Interface dataset entries:
_ _ _

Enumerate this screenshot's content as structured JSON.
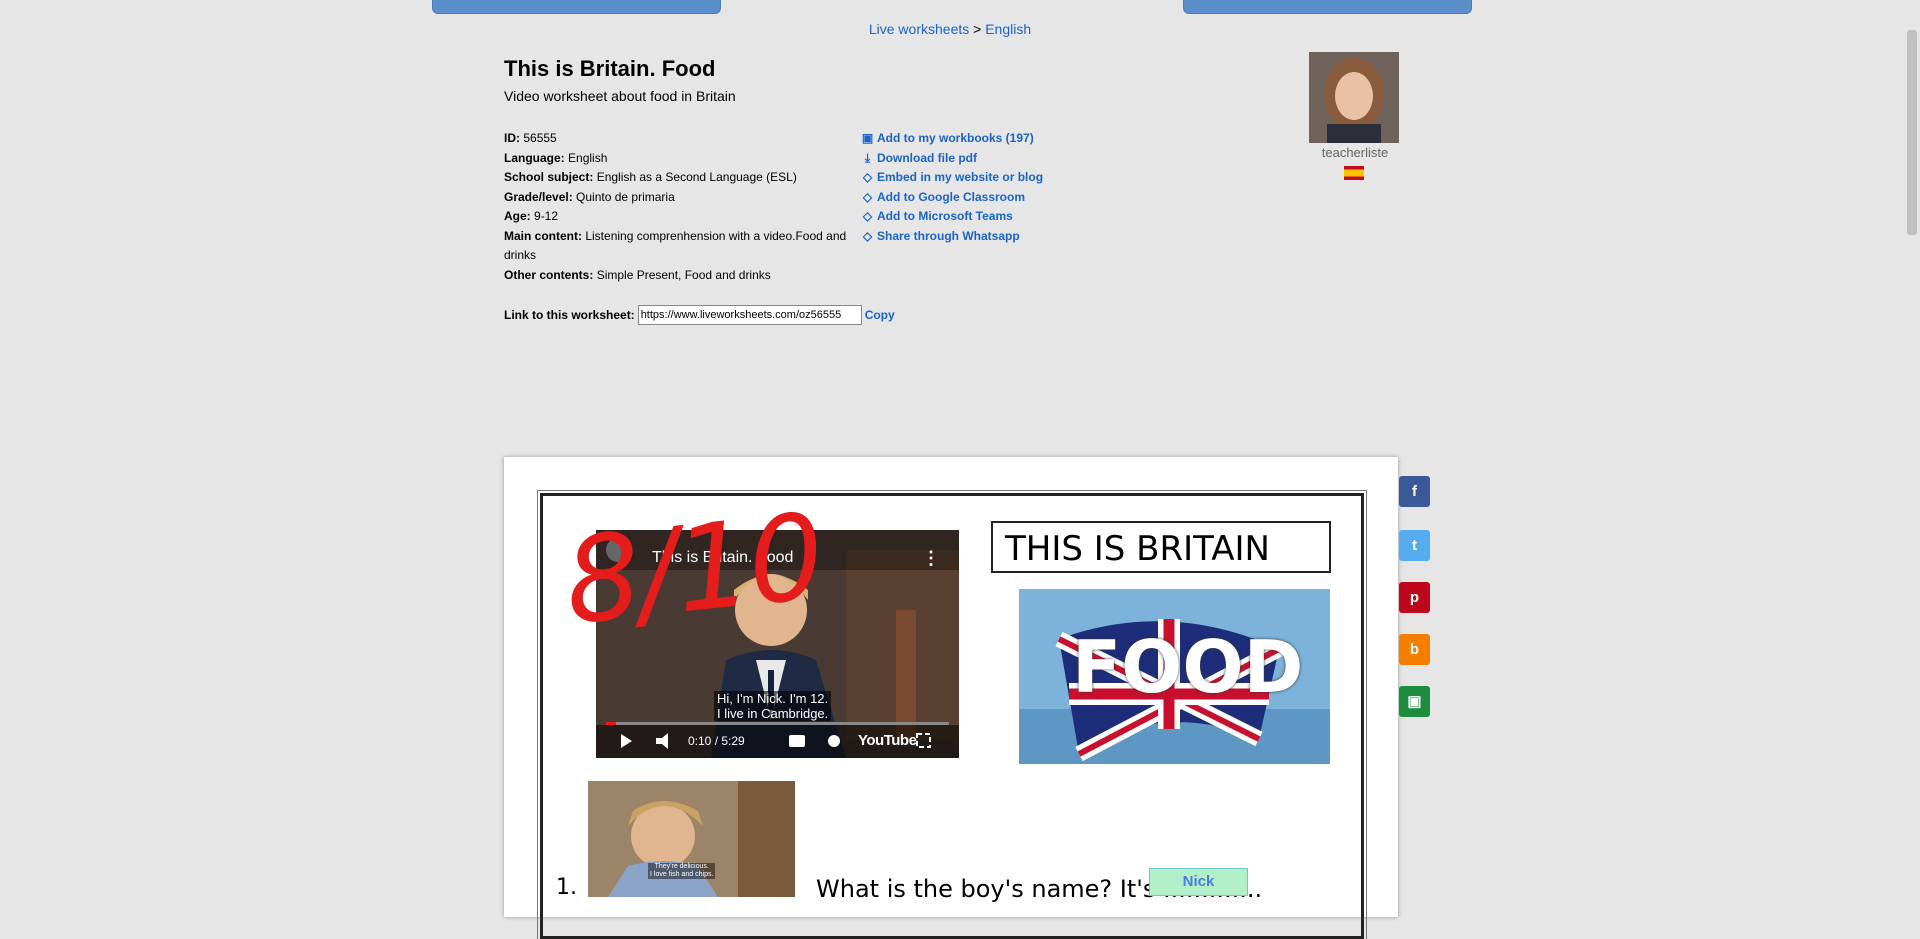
{
  "breadcrumb": {
    "site": "Live worksheets",
    "separator": ">",
    "section": "English"
  },
  "worksheet": {
    "title": "This is Britain. Food",
    "subtitle": "Video worksheet about food in Britain",
    "meta": [
      {
        "label": "ID:",
        "value": "56555"
      },
      {
        "label": "Language:",
        "value": "English"
      },
      {
        "label": "School subject:",
        "value": "English as a Second Language (ESL)"
      },
      {
        "label": "Grade/level:",
        "value": "Quinto de primaria"
      },
      {
        "label": "Age:",
        "value": "9-12"
      },
      {
        "label": "Main content:",
        "value": "Listening comprenhension with a video.Food and drinks"
      },
      {
        "label": "Other contents:",
        "value": "Simple Present, Food and drinks"
      }
    ],
    "link_label": "Link to this worksheet:",
    "link_value": "https://www.liveworksheets.com/oz56555",
    "copy_label": "Copy"
  },
  "actions": [
    {
      "label": "Add to my workbooks (197)",
      "icon": "workbook-icon"
    },
    {
      "label": "Download file pdf",
      "icon": "download-icon"
    },
    {
      "label": "Embed in my website or blog",
      "icon": "embed-icon"
    },
    {
      "label": "Add to Google Classroom",
      "icon": "embed-icon"
    },
    {
      "label": "Add to Microsoft Teams",
      "icon": "embed-icon"
    },
    {
      "label": "Share through Whatsapp",
      "icon": "embed-icon"
    }
  ],
  "author": {
    "username": "teacherliste",
    "flag": "spain-flag-icon"
  },
  "sheet": {
    "video": {
      "title": "This is Britain. Food",
      "subtitle_line1": "Hi, I'm Nick. I'm 12.",
      "subtitle_line2": "I live in Cambridge.",
      "time": "0:10 / 5:29",
      "brand": "YouTube",
      "progress": 0.03
    },
    "heading": "THIS IS BRITAIN",
    "food_word": "FOOD",
    "thumb_caption_1": "They're delicious.",
    "thumb_caption_2": "I love fish and chips.",
    "question_number": "1.",
    "question_text": "What is the boy's name? It's .............",
    "answer": "Nick",
    "score": "8/10"
  },
  "share_buttons": [
    {
      "name": "facebook",
      "glyph": "f",
      "color": "#3b5998"
    },
    {
      "name": "twitter",
      "glyph": "t",
      "color": "#55acee"
    },
    {
      "name": "pinterest",
      "glyph": "p",
      "color": "#bd081c"
    },
    {
      "name": "blogger",
      "glyph": "b",
      "color": "#f57d00"
    },
    {
      "name": "google-classroom",
      "glyph": "▣",
      "color": "#1e8e3e"
    }
  ]
}
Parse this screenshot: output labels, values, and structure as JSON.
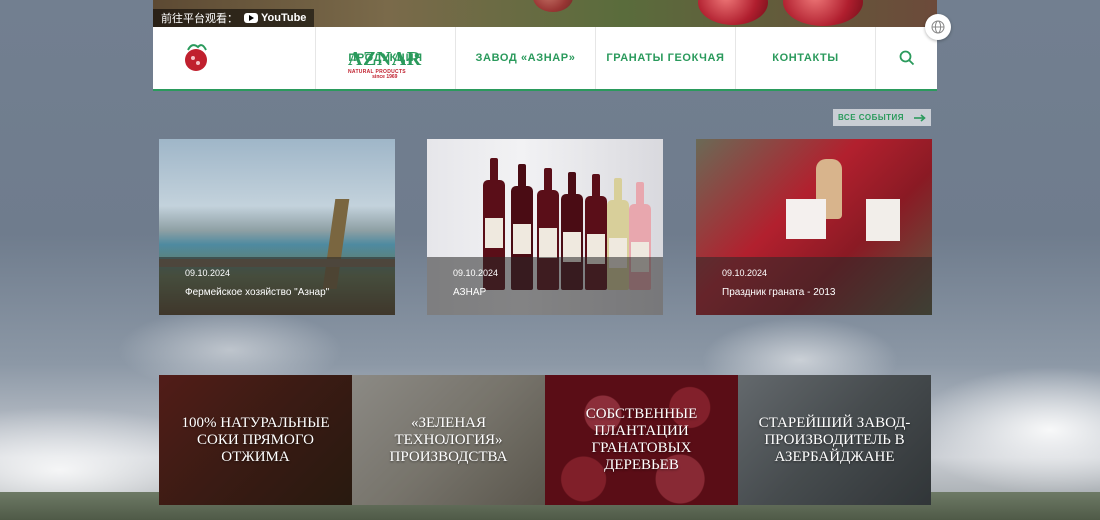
{
  "youtube_bar": {
    "text": "前往平台观看：",
    "brand": "YouTube"
  },
  "header": {
    "logo": {
      "brand": "AZNAR",
      "sub": "NATURAL PRODUCTS",
      "since": "since 1969"
    },
    "nav": [
      {
        "label": "ПРОДУКЦИЯ"
      },
      {
        "label": "ЗАВОД «АЗНАР»"
      },
      {
        "label": "ГРАНАТЫ ГЕОКЧАЯ"
      },
      {
        "label": "КОНТАКТЫ"
      }
    ]
  },
  "events": {
    "all_events_label": "ВСЕ СОБЫТИЯ",
    "cards": [
      {
        "date": "09.10.2024",
        "title": "Фермейское хозяйство \"Азнар\""
      },
      {
        "date": "09.10.2024",
        "title": "АЗНАР"
      },
      {
        "date": "09.10.2024",
        "title": "Праздник граната - 2013"
      }
    ]
  },
  "features": [
    {
      "label": "100% НАТУРАЛЬНЫЕ СОКИ ПРЯМОГО ОТЖИМА"
    },
    {
      "label": "«ЗЕЛЕНАЯ ТЕХНОЛОГИЯ» ПРОИЗВОДСТВА"
    },
    {
      "label": "СОБСТВЕННЫЕ ПЛАНТАЦИИ ГРАНАТОВЫХ ДЕРЕВЬЕВ"
    },
    {
      "label": "СТАРЕЙШИЙ ЗАВОД-ПРОИЗВОДИТЕЛЬ В АЗЕРБАЙДЖАНЕ"
    }
  ],
  "colors": {
    "brand_green": "#2a9a5c",
    "logo_red": "#c0202e"
  }
}
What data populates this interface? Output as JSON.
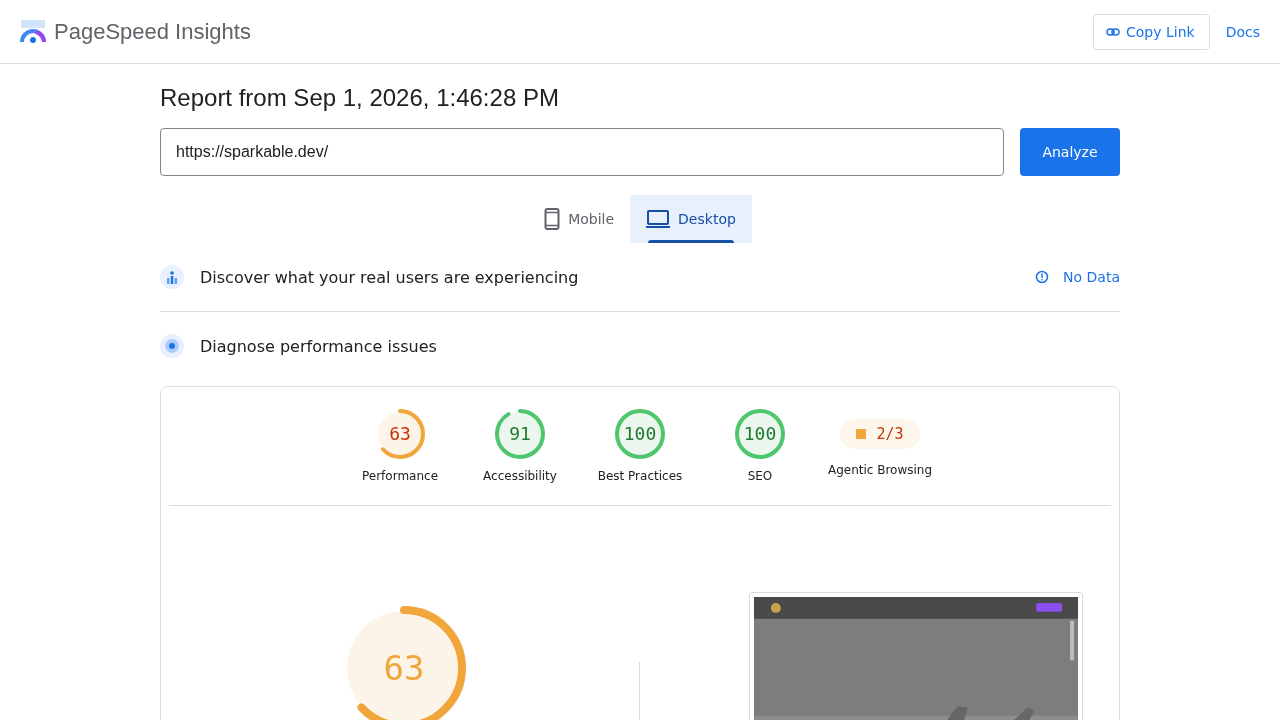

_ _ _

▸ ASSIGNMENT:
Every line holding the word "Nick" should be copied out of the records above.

▸ TASK RESULT:
      "subtitle_line1": "Hi, I'm Nick. I'm 12.",
    "answer": "Nick",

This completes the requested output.